(LISTED ENTRIES Opens)

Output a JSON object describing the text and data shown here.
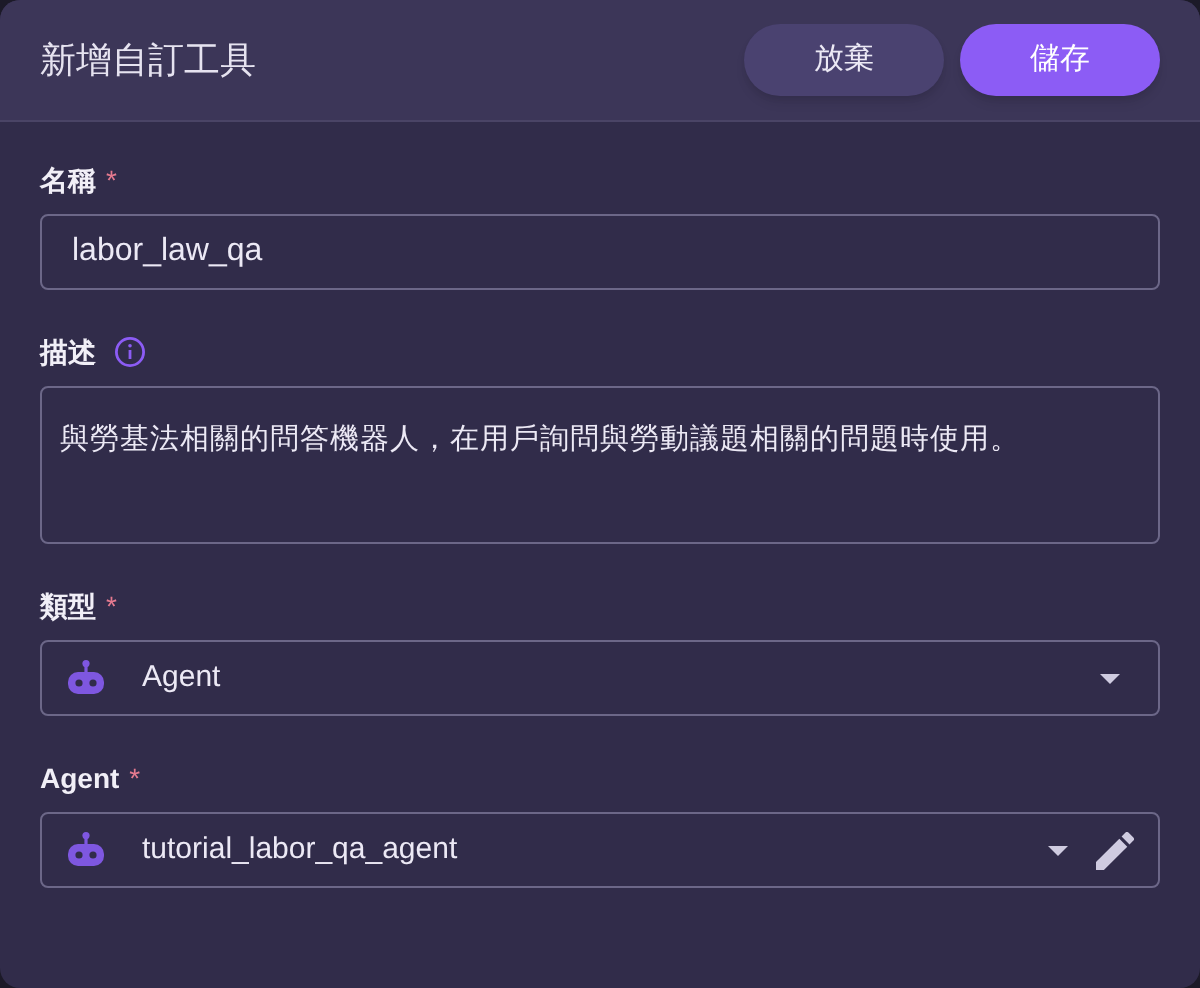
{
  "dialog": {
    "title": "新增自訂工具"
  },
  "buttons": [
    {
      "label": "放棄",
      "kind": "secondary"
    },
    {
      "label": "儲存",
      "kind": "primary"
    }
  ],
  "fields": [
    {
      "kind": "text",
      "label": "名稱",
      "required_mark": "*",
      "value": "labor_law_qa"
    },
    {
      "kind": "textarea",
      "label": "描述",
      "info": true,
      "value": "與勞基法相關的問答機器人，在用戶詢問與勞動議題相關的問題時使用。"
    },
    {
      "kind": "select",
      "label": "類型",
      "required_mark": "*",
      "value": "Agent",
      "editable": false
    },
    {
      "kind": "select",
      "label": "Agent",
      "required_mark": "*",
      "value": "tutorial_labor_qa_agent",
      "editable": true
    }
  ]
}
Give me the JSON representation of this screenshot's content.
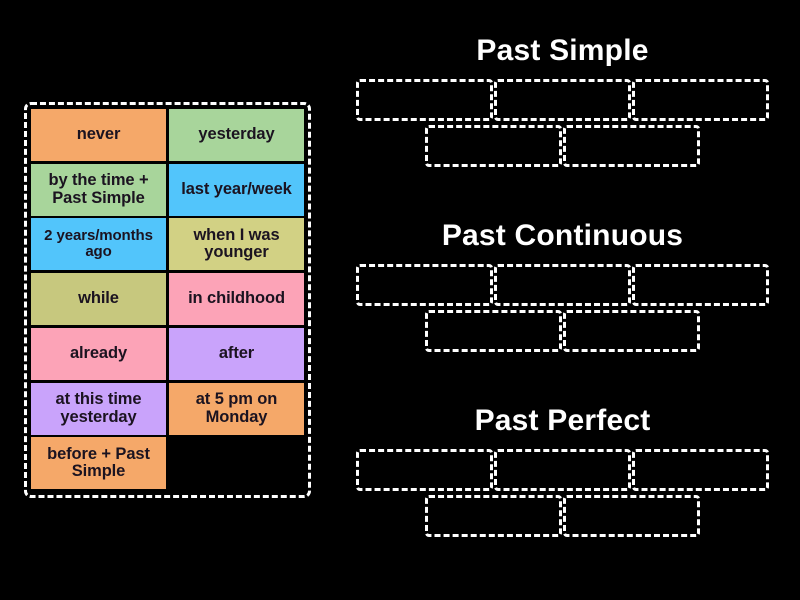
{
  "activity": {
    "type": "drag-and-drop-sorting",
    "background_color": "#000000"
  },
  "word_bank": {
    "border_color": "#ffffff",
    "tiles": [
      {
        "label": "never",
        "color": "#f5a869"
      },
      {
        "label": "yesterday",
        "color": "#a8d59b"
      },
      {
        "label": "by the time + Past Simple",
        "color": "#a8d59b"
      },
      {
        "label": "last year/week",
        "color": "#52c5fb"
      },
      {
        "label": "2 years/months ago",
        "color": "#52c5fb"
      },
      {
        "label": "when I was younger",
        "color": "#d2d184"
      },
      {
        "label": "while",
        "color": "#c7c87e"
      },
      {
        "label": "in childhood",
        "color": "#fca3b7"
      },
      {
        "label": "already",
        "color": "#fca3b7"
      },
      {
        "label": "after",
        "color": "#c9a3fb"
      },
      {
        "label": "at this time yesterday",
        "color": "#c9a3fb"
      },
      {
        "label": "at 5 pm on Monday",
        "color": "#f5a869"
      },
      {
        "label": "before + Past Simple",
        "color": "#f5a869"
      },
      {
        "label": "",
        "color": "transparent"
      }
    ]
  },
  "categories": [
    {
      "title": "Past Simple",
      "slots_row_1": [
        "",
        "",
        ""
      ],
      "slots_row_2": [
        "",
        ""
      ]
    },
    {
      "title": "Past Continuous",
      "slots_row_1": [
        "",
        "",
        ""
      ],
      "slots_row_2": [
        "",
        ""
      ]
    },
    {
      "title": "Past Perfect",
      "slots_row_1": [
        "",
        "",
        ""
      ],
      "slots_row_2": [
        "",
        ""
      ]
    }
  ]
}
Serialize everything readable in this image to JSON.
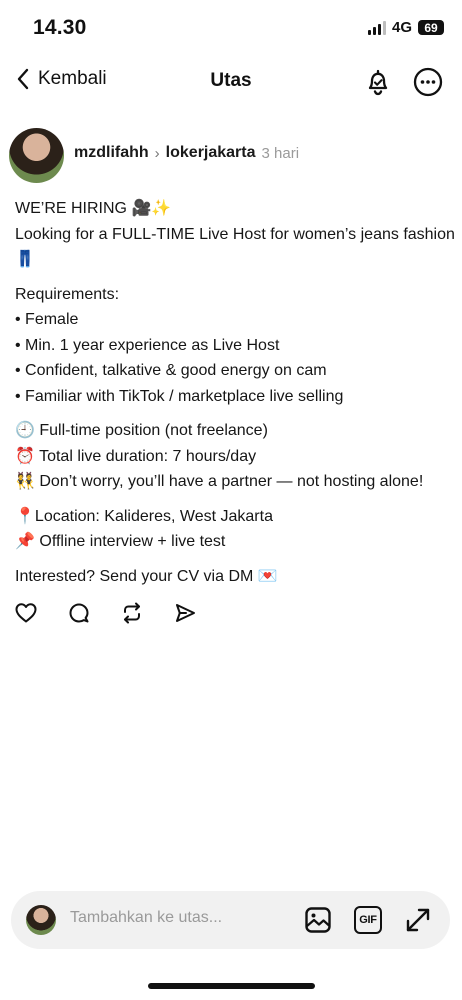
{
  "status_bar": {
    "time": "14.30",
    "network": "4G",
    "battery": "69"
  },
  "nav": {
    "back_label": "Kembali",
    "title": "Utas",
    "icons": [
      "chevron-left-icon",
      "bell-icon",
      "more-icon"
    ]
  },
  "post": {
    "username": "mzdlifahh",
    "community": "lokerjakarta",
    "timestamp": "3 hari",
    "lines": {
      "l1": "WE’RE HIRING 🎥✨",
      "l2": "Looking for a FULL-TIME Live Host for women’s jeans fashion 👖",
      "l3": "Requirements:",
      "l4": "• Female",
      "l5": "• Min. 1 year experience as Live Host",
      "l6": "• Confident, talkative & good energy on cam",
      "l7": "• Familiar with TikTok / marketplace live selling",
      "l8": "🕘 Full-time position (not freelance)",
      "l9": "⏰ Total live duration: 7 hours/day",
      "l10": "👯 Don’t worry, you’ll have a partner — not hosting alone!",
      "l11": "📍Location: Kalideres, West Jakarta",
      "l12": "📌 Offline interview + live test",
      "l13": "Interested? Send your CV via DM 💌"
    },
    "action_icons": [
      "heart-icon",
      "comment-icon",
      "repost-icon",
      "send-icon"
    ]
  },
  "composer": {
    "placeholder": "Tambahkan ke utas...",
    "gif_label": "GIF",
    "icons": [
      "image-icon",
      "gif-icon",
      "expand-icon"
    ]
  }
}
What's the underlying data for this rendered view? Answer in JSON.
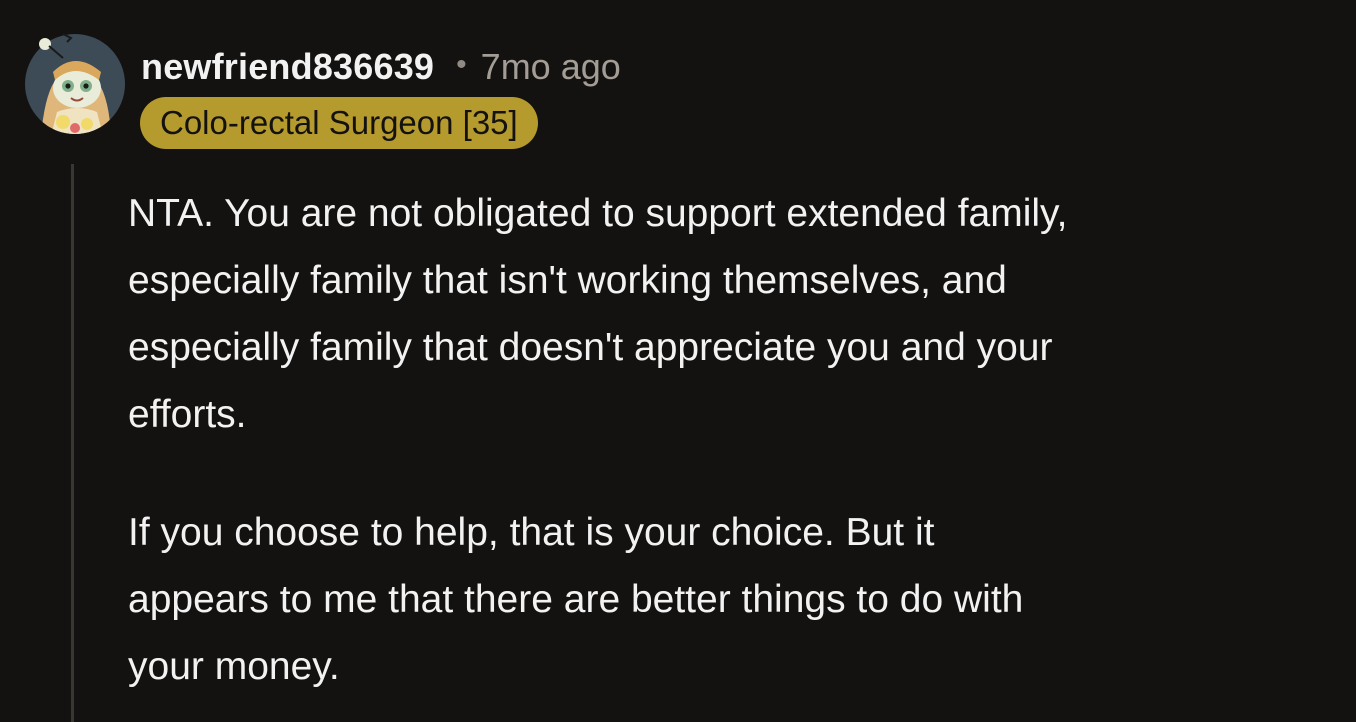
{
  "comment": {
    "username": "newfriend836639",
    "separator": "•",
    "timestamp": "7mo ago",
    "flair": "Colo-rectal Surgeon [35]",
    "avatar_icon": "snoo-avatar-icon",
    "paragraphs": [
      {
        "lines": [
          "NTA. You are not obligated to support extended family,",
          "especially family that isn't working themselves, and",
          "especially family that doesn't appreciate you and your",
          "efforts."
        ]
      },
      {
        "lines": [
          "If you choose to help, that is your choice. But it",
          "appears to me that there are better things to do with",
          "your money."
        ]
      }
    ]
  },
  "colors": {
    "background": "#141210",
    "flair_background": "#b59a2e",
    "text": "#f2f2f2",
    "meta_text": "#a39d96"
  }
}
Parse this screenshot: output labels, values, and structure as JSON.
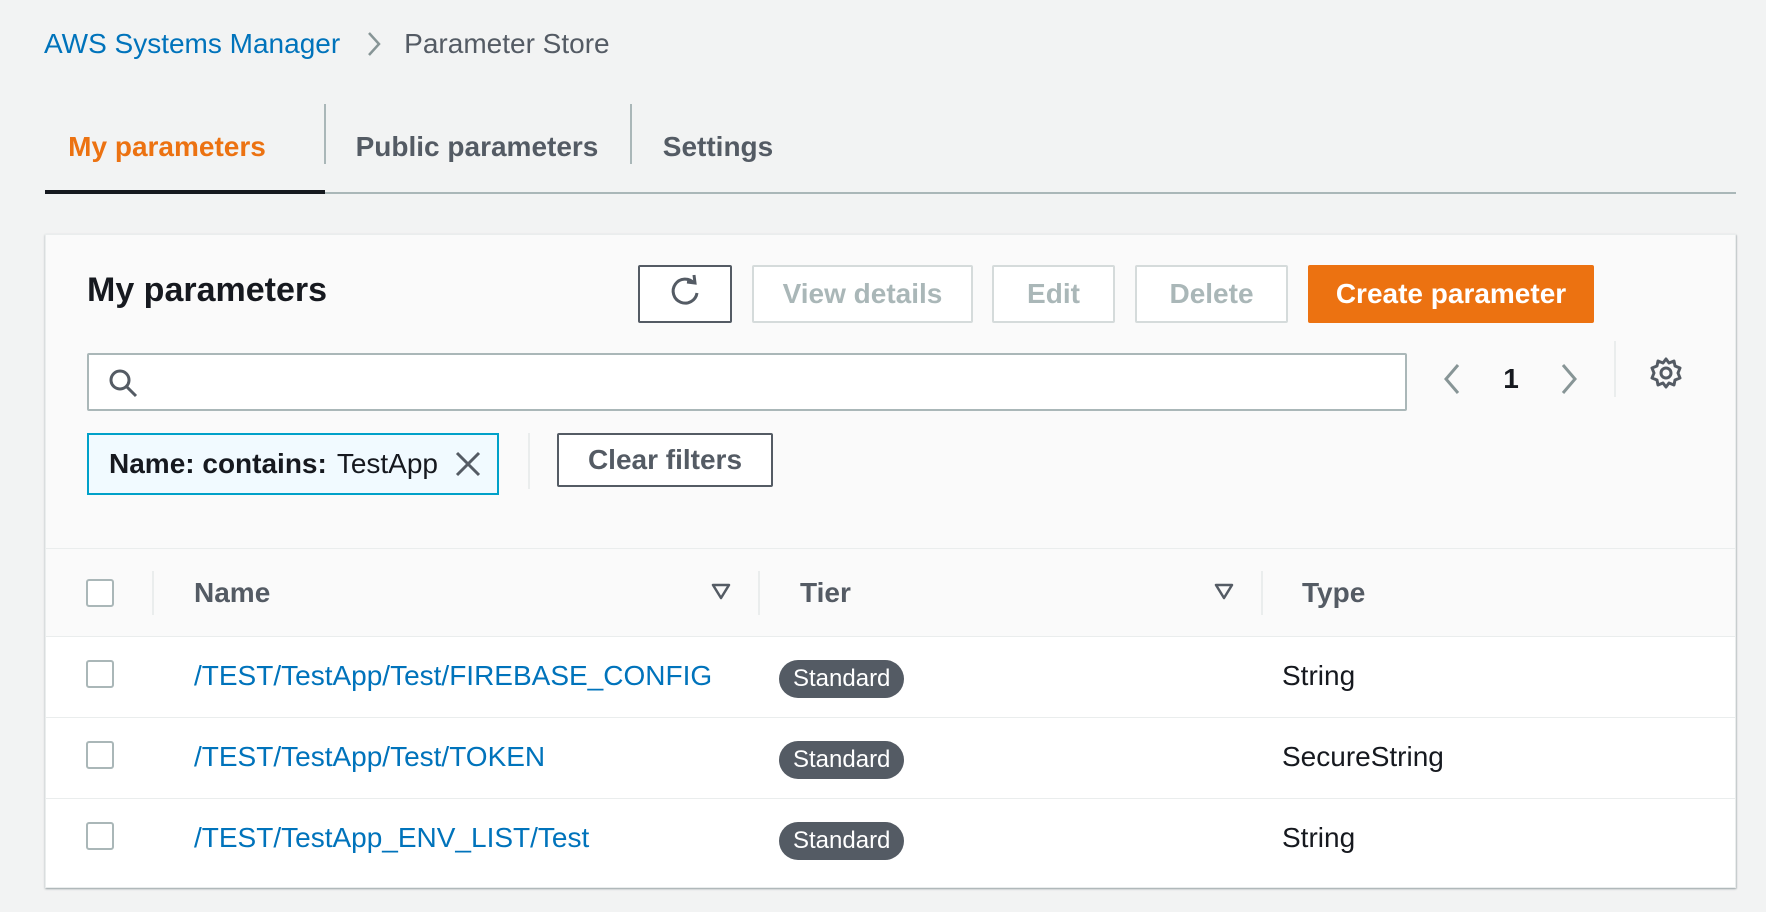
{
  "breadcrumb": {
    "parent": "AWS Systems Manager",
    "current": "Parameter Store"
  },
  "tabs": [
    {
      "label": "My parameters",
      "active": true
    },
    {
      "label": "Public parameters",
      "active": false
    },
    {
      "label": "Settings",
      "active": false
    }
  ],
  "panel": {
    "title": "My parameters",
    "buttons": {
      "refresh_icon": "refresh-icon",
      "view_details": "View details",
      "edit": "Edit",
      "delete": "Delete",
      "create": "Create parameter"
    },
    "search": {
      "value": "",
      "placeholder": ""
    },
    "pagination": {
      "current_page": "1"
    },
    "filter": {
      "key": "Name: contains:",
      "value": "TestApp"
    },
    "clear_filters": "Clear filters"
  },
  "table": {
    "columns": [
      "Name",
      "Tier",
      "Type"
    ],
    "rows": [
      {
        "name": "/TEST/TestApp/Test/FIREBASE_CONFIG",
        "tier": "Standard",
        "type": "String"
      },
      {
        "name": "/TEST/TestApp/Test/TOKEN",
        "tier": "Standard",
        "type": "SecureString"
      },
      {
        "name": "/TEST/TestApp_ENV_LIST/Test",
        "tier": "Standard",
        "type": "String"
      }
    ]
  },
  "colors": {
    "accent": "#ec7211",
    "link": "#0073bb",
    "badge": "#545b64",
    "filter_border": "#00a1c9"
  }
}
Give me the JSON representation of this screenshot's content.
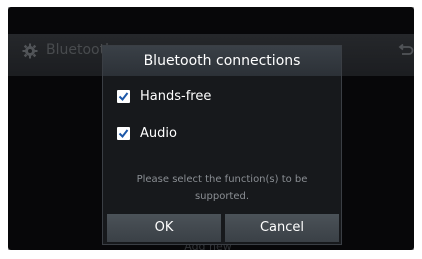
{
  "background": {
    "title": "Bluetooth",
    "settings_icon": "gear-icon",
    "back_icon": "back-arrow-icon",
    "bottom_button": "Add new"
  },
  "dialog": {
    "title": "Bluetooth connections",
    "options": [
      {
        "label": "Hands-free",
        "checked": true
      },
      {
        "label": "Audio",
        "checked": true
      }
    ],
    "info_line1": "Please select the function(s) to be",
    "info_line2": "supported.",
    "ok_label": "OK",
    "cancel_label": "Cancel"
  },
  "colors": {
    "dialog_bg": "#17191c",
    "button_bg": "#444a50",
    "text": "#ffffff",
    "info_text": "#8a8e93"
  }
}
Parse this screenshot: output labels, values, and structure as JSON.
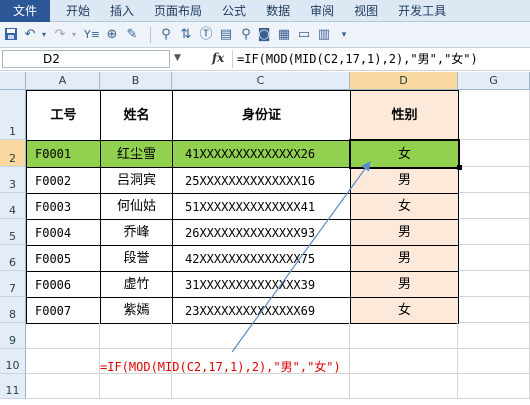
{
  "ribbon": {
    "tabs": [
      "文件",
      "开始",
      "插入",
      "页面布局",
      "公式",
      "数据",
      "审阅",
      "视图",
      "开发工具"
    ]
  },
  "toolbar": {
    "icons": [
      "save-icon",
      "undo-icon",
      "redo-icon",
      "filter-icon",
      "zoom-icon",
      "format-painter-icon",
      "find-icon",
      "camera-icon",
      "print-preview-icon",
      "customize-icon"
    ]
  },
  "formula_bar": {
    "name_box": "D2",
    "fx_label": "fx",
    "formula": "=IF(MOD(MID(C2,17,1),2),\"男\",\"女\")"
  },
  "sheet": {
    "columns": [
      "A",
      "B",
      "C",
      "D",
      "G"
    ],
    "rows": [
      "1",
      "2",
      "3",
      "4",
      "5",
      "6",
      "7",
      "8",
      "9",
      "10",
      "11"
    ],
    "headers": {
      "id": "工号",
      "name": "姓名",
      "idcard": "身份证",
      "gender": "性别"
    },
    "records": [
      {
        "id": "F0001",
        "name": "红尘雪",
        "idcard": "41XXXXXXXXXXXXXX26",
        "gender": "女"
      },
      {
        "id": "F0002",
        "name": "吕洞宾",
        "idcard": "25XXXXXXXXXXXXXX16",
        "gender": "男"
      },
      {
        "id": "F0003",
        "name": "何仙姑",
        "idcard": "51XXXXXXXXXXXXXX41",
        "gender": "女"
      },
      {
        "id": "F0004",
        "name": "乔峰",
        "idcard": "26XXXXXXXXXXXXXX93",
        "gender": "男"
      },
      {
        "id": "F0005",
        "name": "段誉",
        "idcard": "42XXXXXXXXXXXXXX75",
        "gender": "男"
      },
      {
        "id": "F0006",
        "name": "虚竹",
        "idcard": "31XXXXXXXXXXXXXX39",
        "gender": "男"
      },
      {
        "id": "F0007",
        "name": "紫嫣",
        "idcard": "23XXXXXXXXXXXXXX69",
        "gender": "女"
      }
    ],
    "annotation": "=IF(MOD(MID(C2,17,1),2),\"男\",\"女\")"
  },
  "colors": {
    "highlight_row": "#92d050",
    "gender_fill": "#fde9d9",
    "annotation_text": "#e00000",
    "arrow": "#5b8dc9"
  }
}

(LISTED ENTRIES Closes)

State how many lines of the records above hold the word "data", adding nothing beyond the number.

2